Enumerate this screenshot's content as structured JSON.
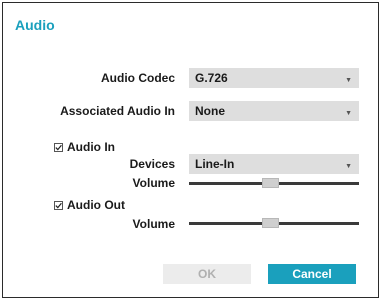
{
  "dialog": {
    "title": "Audio"
  },
  "fields": {
    "audio_codec": {
      "label": "Audio Codec",
      "value": "G.726"
    },
    "associated_audio_in": {
      "label": "Associated Audio In",
      "value": "None"
    },
    "devices": {
      "label": "Devices",
      "value": "Line-In"
    }
  },
  "audio_in": {
    "label": "Audio In",
    "checked": true,
    "volume_label": "Volume",
    "volume_level": 0.48
  },
  "audio_out": {
    "label": "Audio Out",
    "checked": true,
    "volume_label": "Volume",
    "volume_level": 0.48
  },
  "buttons": {
    "ok": "OK",
    "cancel": "Cancel"
  },
  "icons": {
    "dropdown": "chevron-down-icon",
    "checkbox": "checkmark-icon"
  },
  "colors": {
    "accent": "#1aa0bd",
    "disabled_text": "#b0b0b0"
  }
}
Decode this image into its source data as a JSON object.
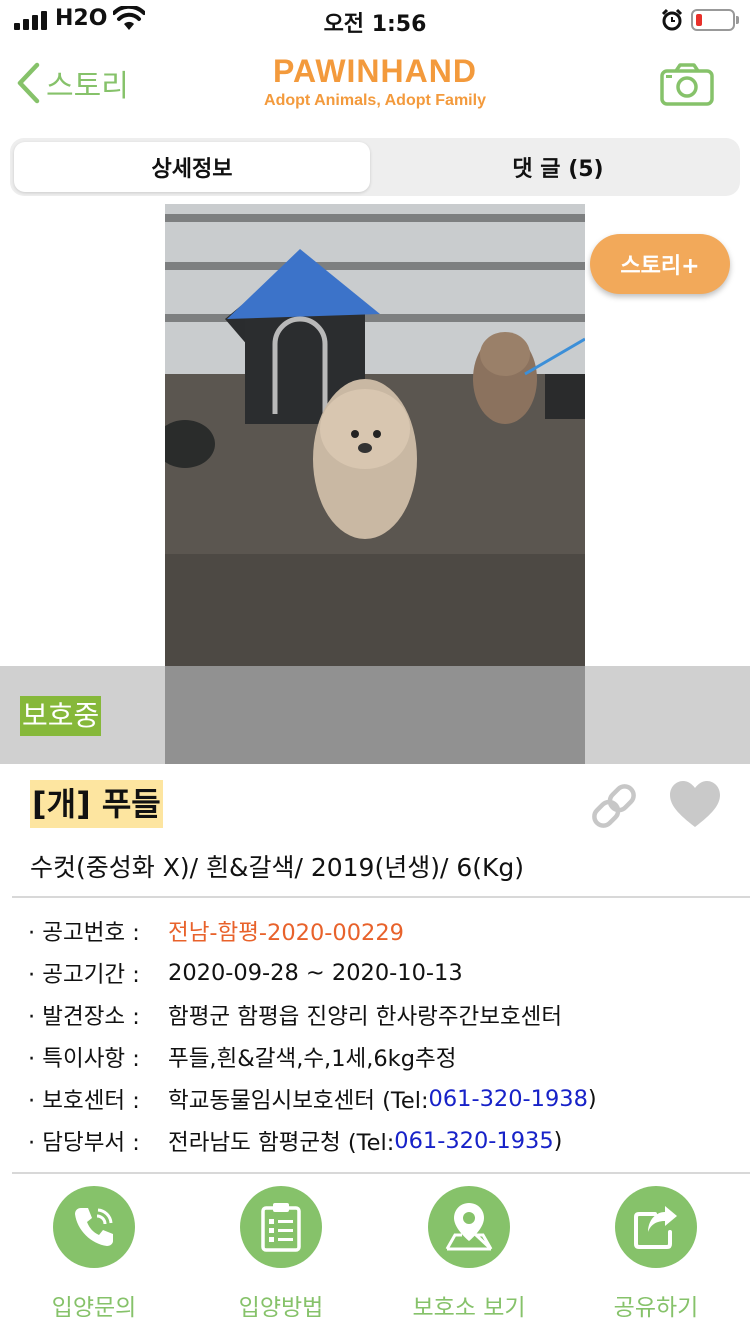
{
  "status_bar": {
    "carrier": "H2O",
    "time": "오전 1:56"
  },
  "nav": {
    "back_label": "스토리",
    "logo_title": "PAWINHAND",
    "logo_subtitle": "Adopt Animals, Adopt Family",
    "camera_icon": "camera-icon"
  },
  "tabs": [
    {
      "label": "상세정보",
      "active": true
    },
    {
      "label": "댓 글 (5)",
      "active": false
    }
  ],
  "story_plus_label": "스토리+",
  "status_label": "보호중",
  "animal": {
    "title": "[개] 푸들",
    "summary": "수컷(중성화 X)/ 흰&갈색/ 2019(년생)/ 6(Kg)"
  },
  "info": {
    "notice_no_label": "· 공고번호 :",
    "notice_no": "전남-함평-2020-00229",
    "period_label": "· 공고기간 :",
    "period": "2020-09-28 ~ 2020-10-13",
    "found_label": "· 발견장소 :",
    "found": "함평군 함평읍 진양리 한사랑주간보호센터",
    "special_label": "· 특이사항 :",
    "special": "푸들,흰&갈색,수,1세,6kg추정",
    "shelter_label": "· 보호센터 :",
    "shelter_name": "학교동물임시보호센터 (Tel: ",
    "shelter_tel": "061-320-1938",
    "shelter_close": ")",
    "dept_label": "· 담당부서 :",
    "dept_name": "전라남도 함평군청 (Tel: ",
    "dept_tel": "061-320-1935",
    "dept_close": ")"
  },
  "actions": {
    "inquiry": "입양문의",
    "method": "입양방법",
    "shelter": "보호소 보기",
    "share": "공유하기"
  },
  "colors": {
    "brand_orange": "#f39a3c",
    "accent_green": "#86c26a",
    "status_green": "#86b83a",
    "link_blue": "#1722c8",
    "notice_orange": "#e8622b"
  }
}
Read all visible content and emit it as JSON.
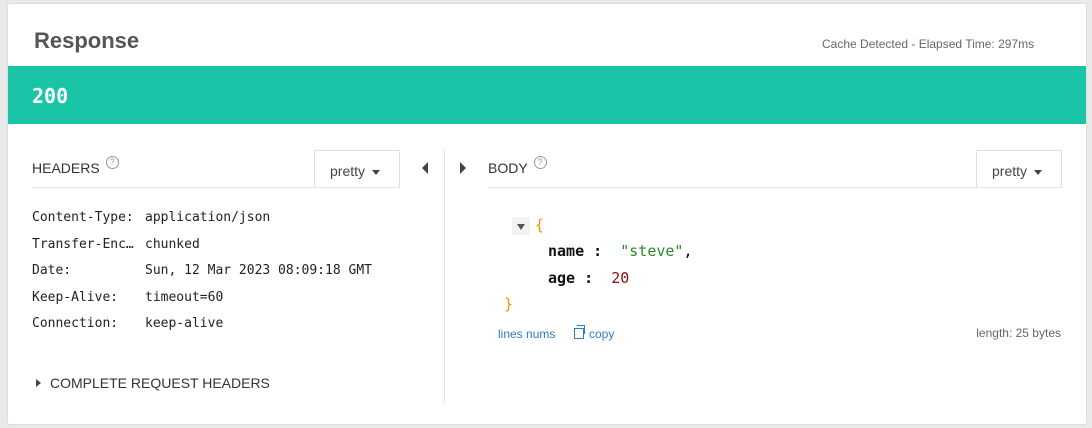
{
  "response": {
    "title": "Response",
    "cache_text": "Cache Detected - Elapsed Time: 297ms",
    "status_code": "200"
  },
  "colors": {
    "status_bar": "#1ac5a7",
    "brace": "#e39a00",
    "string": "#2a8a2a",
    "number": "#8a1010",
    "link": "#2c7cc7"
  },
  "headers": {
    "label": "HEADERS",
    "help_icon": "question-circle-icon",
    "format": "pretty",
    "rows": [
      {
        "key": "Content-Type:",
        "value": "application/json"
      },
      {
        "key": "Transfer-Enc…",
        "value": "chunked"
      },
      {
        "key": "Date:",
        "value": "Sun, 12 Mar 2023 08:09:18 GMT"
      },
      {
        "key": "Keep-Alive:",
        "value": "timeout=60"
      },
      {
        "key": "Connection:",
        "value": "keep-alive"
      }
    ],
    "complete_toggle": "COMPLETE REQUEST HEADERS"
  },
  "body": {
    "label": "BODY",
    "help_icon": "question-circle-icon",
    "format": "pretty",
    "open_brace": "{",
    "close_brace": "}",
    "fields": [
      {
        "key": "name",
        "sep": " :",
        "value": "\"steve\"",
        "trail": ",",
        "kind": "string"
      },
      {
        "key": "age",
        "sep": " :",
        "value": "20",
        "trail": "",
        "kind": "number"
      }
    ],
    "lines_nums": "lines nums",
    "copy": "copy",
    "length": "length: 25 bytes"
  }
}
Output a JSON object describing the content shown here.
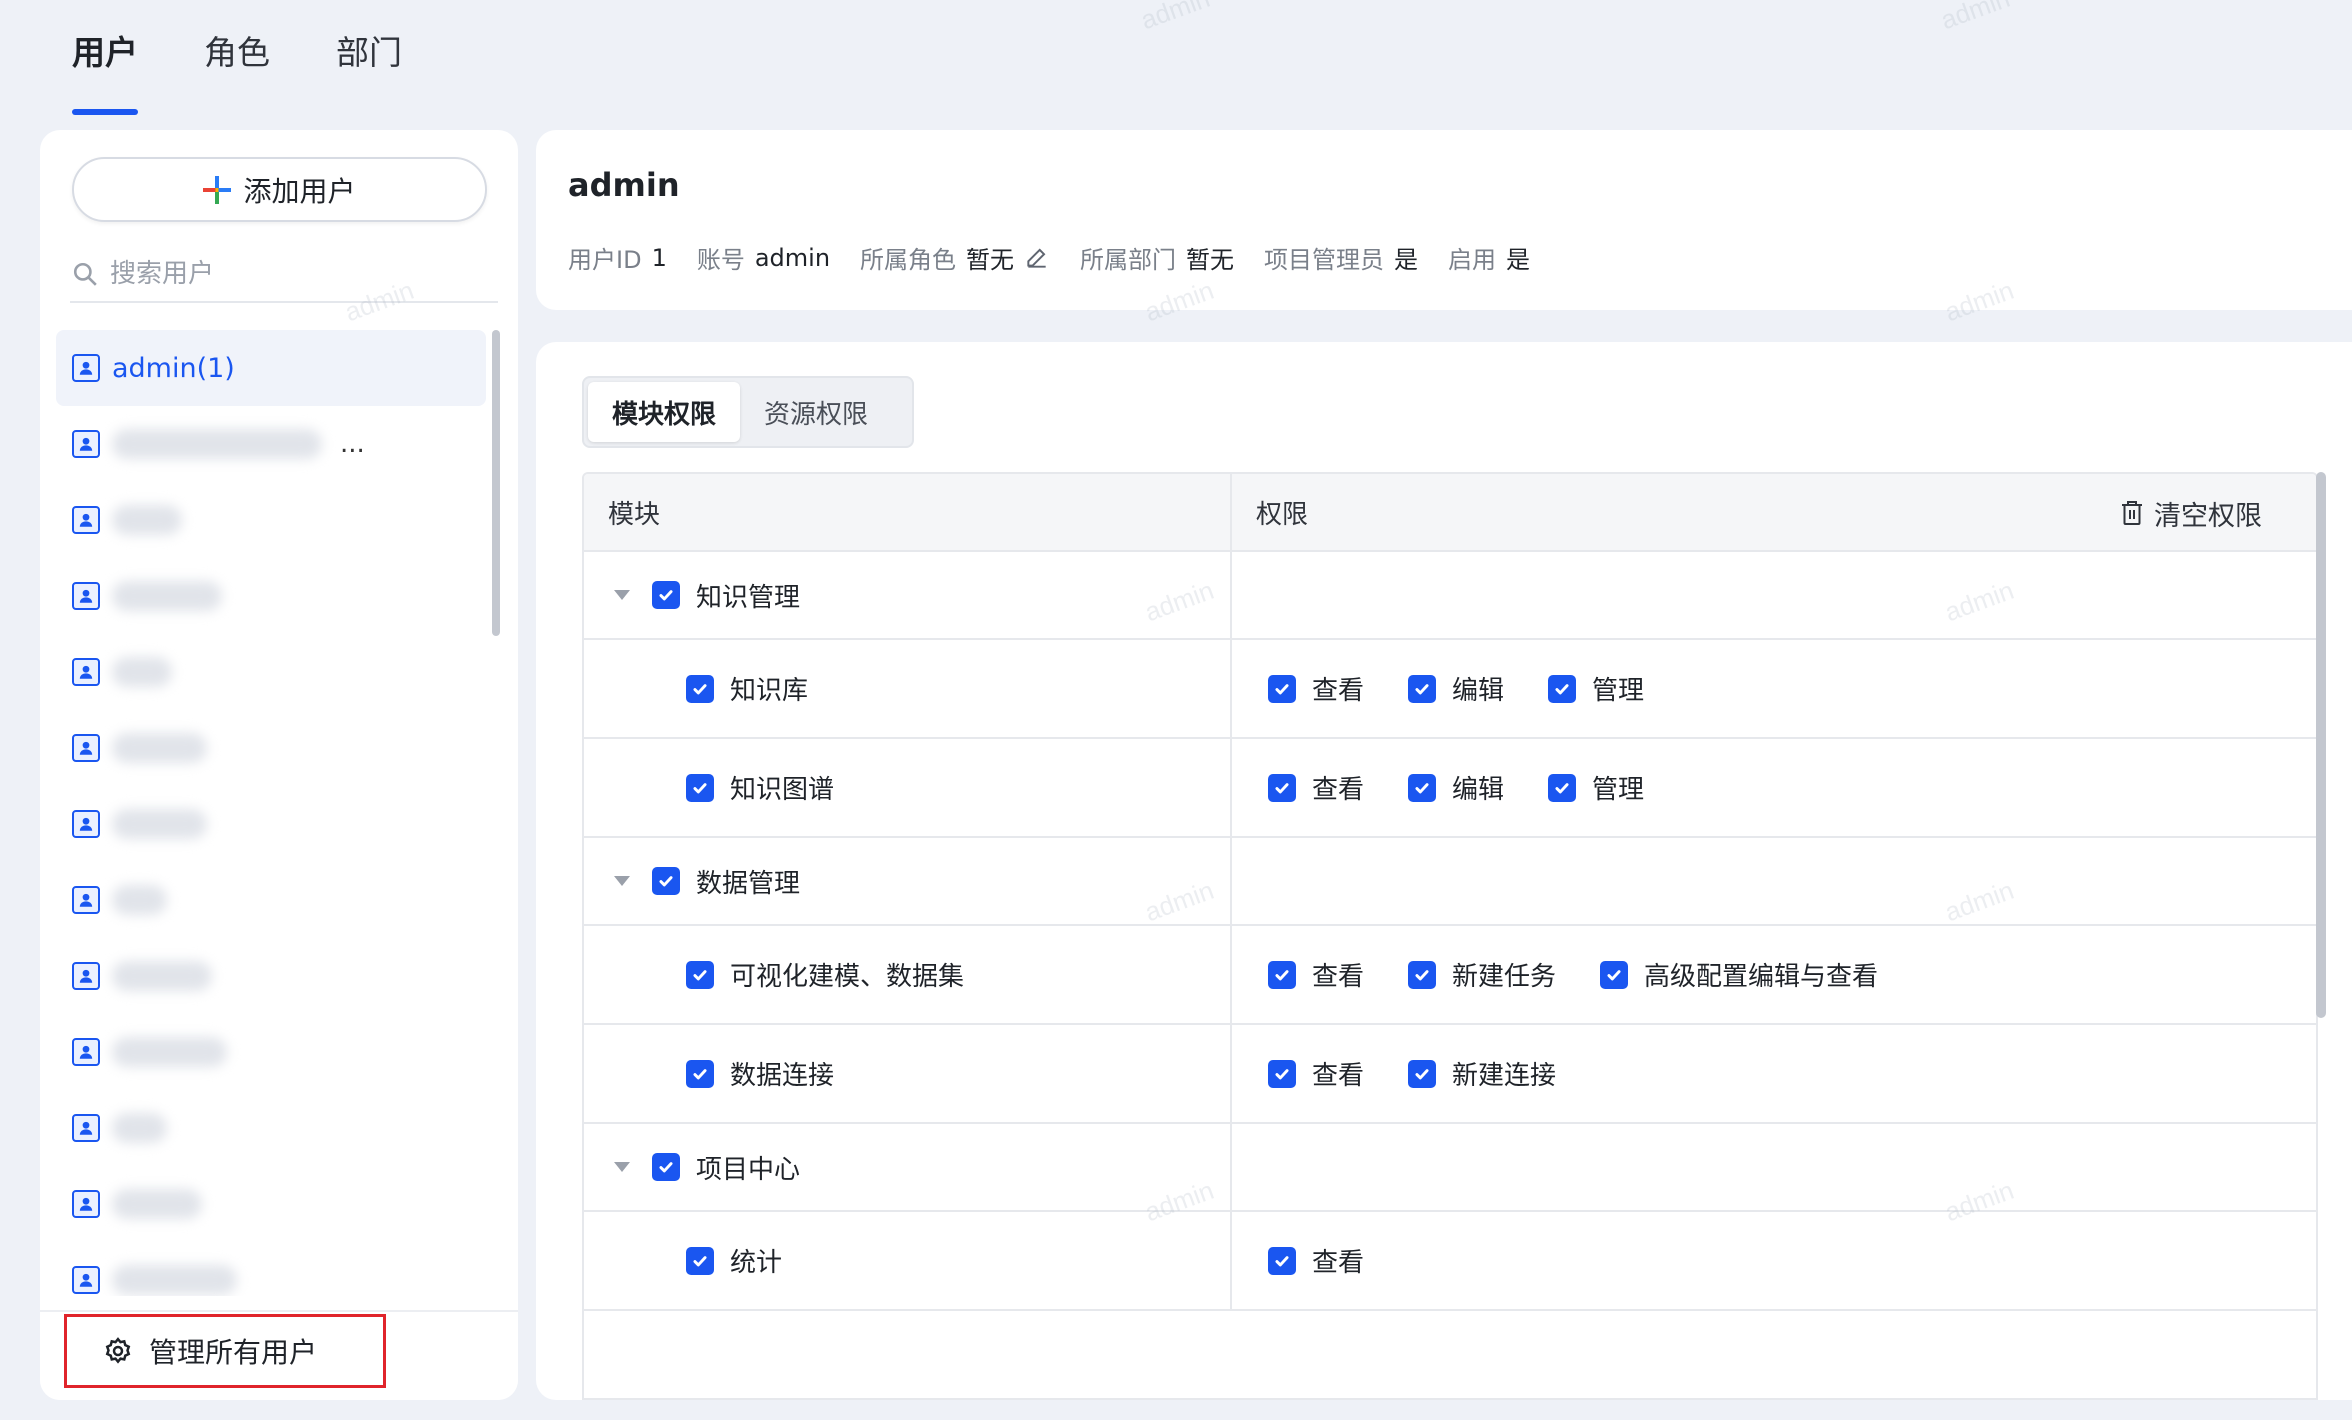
{
  "top_tabs": [
    {
      "label": "用户",
      "active": true
    },
    {
      "label": "角色",
      "active": false
    },
    {
      "label": "部门",
      "active": false
    }
  ],
  "sidebar": {
    "add_user_label": "添加用户",
    "search_placeholder": "搜索用户",
    "users": [
      {
        "name": "admin(1)",
        "active": true,
        "blurred": false
      },
      {
        "name": "",
        "blurred": true,
        "blur_width": 210,
        "has_more": true,
        "more_label": "..."
      },
      {
        "name": "",
        "blurred": true,
        "blur_width": 70
      },
      {
        "name": "",
        "blurred": true,
        "blur_width": 110
      },
      {
        "name": "",
        "blurred": true,
        "blur_width": 60
      },
      {
        "name": "",
        "blurred": true,
        "blur_width": 95
      },
      {
        "name": "",
        "blurred": true,
        "blur_width": 95
      },
      {
        "name": "",
        "blurred": true,
        "blur_width": 55
      },
      {
        "name": "",
        "blurred": true,
        "blur_width": 100
      },
      {
        "name": "",
        "blurred": true,
        "blur_width": 115
      },
      {
        "name": "",
        "blurred": true,
        "blur_width": 55
      },
      {
        "name": "",
        "blurred": true,
        "blur_width": 90
      },
      {
        "name": "",
        "blurred": true,
        "blur_width": 125
      }
    ],
    "manage_all_label": "管理所有用户"
  },
  "user_info": {
    "title": "admin",
    "fields": [
      {
        "label": "用户ID",
        "value": "1"
      },
      {
        "label": "账号",
        "value": "admin"
      },
      {
        "label": "所属角色",
        "value": "暂无",
        "editable": true
      },
      {
        "label": "所属部门",
        "value": "暂无"
      },
      {
        "label": "项目管理员",
        "value": "是"
      },
      {
        "label": "启用",
        "value": "是"
      }
    ]
  },
  "perm_tabs": [
    {
      "label": "模块权限",
      "active": true
    },
    {
      "label": "资源权限",
      "active": false
    }
  ],
  "table": {
    "col_module": "模块",
    "col_perm": "权限",
    "clear_label": "清空权限",
    "rows": [
      {
        "type": "group",
        "label": "知识管理",
        "checked": true,
        "perms": []
      },
      {
        "type": "child",
        "label": "知识库",
        "checked": true,
        "perms": [
          "查看",
          "编辑",
          "管理"
        ]
      },
      {
        "type": "child",
        "label": "知识图谱",
        "checked": true,
        "perms": [
          "查看",
          "编辑",
          "管理"
        ]
      },
      {
        "type": "group",
        "label": "数据管理",
        "checked": true,
        "perms": []
      },
      {
        "type": "child",
        "label": "可视化建模、数据集",
        "checked": true,
        "perms": [
          "查看",
          "新建任务",
          "高级配置编辑与查看"
        ]
      },
      {
        "type": "child",
        "label": "数据连接",
        "checked": true,
        "perms": [
          "查看",
          "新建连接"
        ]
      },
      {
        "type": "group",
        "label": "项目中心",
        "checked": true,
        "perms": []
      },
      {
        "type": "child",
        "label": "统计",
        "checked": true,
        "perms": [
          "查看"
        ]
      }
    ]
  },
  "watermark_text": "admin",
  "colors": {
    "accent": "#1a56f0",
    "highlight_border": "#e0242b",
    "background": "#eef1f7"
  }
}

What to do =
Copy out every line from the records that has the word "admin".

Solution for this problem =
        "name": "admin(1)",
    "title": "admin",
        "value": "admin"
  "watermark_text": "admin",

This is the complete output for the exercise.